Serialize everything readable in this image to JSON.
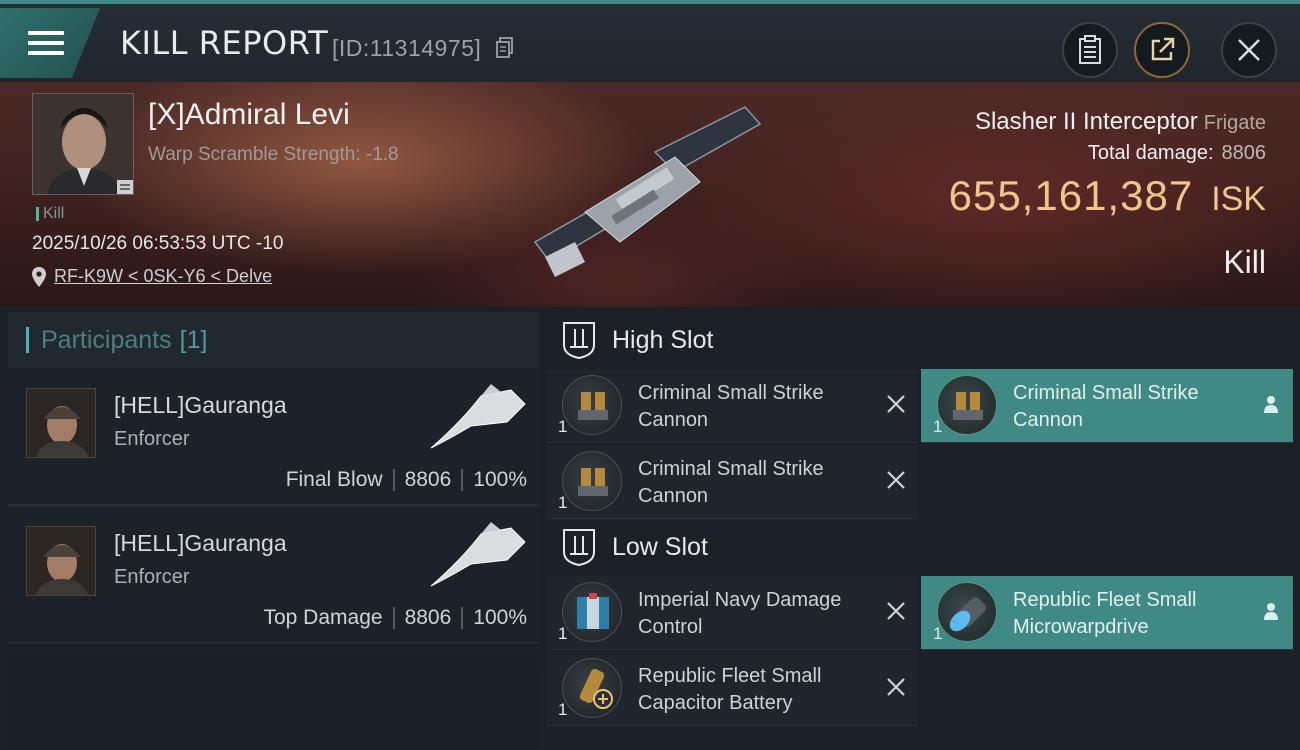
{
  "header": {
    "menu_icon": "hamburger-menu-icon",
    "title": "KILL REPORT",
    "report_id": "[ID:11314975]",
    "buttons": [
      "clipboard-icon",
      "share-icon",
      "close-icon"
    ]
  },
  "victim": {
    "name": "[X]Admiral Levi",
    "warp_scramble": "Warp Scramble Strength: -1.8",
    "tag": "Kill",
    "timestamp": "2025/10/26 06:53:53 UTC -10",
    "location": "RF-K9W < 0SK-Y6 < Delve",
    "ship_name": "Slasher II Interceptor",
    "ship_class": "Frigate",
    "total_damage_label": "Total damage:",
    "total_damage": "8806",
    "isk_value": "655,161,387",
    "isk_unit": "ISK",
    "result": "Kill"
  },
  "participants": {
    "title": "Participants",
    "count": "[1]",
    "rows": [
      {
        "name": "[HELL]Gauranga",
        "role": "Enforcer",
        "stat_label": "Final Blow",
        "damage": "8806",
        "percent": "100%"
      },
      {
        "name": "[HELL]Gauranga",
        "role": "Enforcer",
        "stat_label": "Top Damage",
        "damage": "8806",
        "percent": "100%"
      }
    ]
  },
  "fitting": {
    "high_slot": {
      "label": "High Slot",
      "modules": [
        {
          "name": "Criminal Small Strike Cannon",
          "qty": "1",
          "state": "destroyed",
          "icon": "cannon-icon"
        },
        {
          "name": "Criminal Small Strike Cannon",
          "qty": "1",
          "state": "dropped",
          "icon": "cannon-icon"
        },
        {
          "name": "Criminal Small Strike Cannon",
          "qty": "1",
          "state": "destroyed",
          "icon": "cannon-icon"
        }
      ]
    },
    "low_slot": {
      "label": "Low Slot",
      "modules": [
        {
          "name": "Imperial Navy Damage Control",
          "qty": "1",
          "state": "destroyed",
          "icon": "damage-control-icon"
        },
        {
          "name": "Republic Fleet Small Microwarpdrive",
          "qty": "1",
          "state": "dropped",
          "icon": "microwarpdrive-icon"
        },
        {
          "name": "Republic Fleet Small Capacitor Battery",
          "qty": "1",
          "state": "destroyed",
          "icon": "capacitor-battery-icon"
        }
      ]
    },
    "colors": {
      "dropped_bg": "#3f8a85",
      "isk": "#f0c68a",
      "accent": "#4fb0b6"
    }
  }
}
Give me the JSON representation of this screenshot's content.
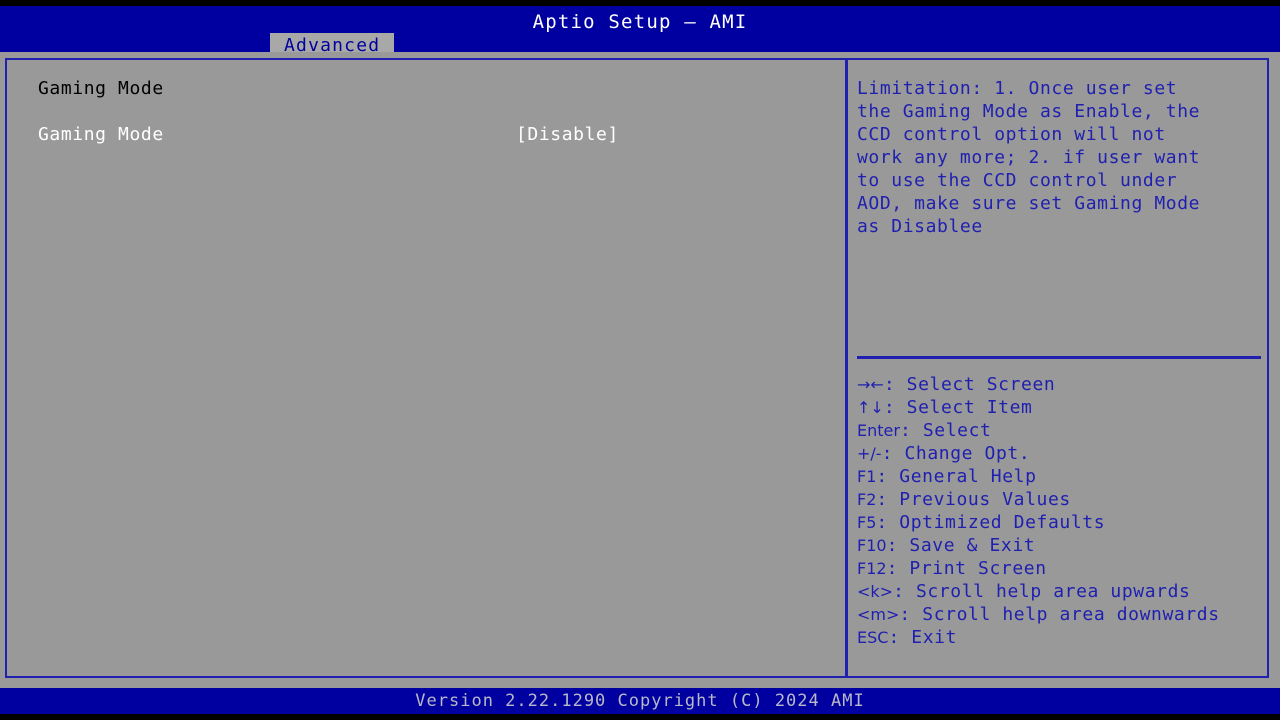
{
  "window": {
    "title": "Aptio Setup – AMI",
    "colors": {
      "header_blue": "#0000a0",
      "panel_gray": "#999999",
      "border_blue": "#2020b0",
      "tab_gray": "#a8a8a8",
      "selected_text": "#ffffff",
      "section_text": "#000000"
    }
  },
  "tabs": [
    {
      "label": "Advanced",
      "active": true
    }
  ],
  "settings": {
    "section_title": "Gaming Mode",
    "options": [
      {
        "label": "Gaming Mode",
        "value": "[Disable]",
        "selected": true
      }
    ]
  },
  "help": {
    "lines": [
      "Limitation: 1. Once user set",
      "the Gaming Mode as Enable, the",
      "CCD control option will not",
      "work any more; 2. if user want",
      "to use the CCD control under",
      "AOD, make sure set Gaming Mode",
      "as Disablee"
    ]
  },
  "legend": {
    "items": [
      {
        "keys": "→←",
        "text": ": Select Screen"
      },
      {
        "keys": "↑↓",
        "text": ": Select Item"
      },
      {
        "keys": "Enter",
        "text": ": Select"
      },
      {
        "keys": "+/-",
        "text": ": Change Opt."
      },
      {
        "keys": "F1",
        "text": ": General Help"
      },
      {
        "keys": "F2",
        "text": ": Previous Values"
      },
      {
        "keys": "F5",
        "text": ": Optimized Defaults"
      },
      {
        "keys": "F10",
        "text": ": Save & Exit"
      },
      {
        "keys": "F12",
        "text": ": Print Screen"
      },
      {
        "keys": "<k>",
        "text": ": Scroll help area upwards"
      },
      {
        "keys": "<m>",
        "text": ": Scroll help area downwards"
      },
      {
        "keys": "ESC",
        "text": ": Exit"
      }
    ]
  },
  "footer": {
    "text": "Version 2.22.1290 Copyright (C) 2024 AMI"
  }
}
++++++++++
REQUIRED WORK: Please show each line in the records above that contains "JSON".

ANSWER BELOW:
Serialize everything readable in this image to JSON.
Give me the JSON representation of this screenshot's content.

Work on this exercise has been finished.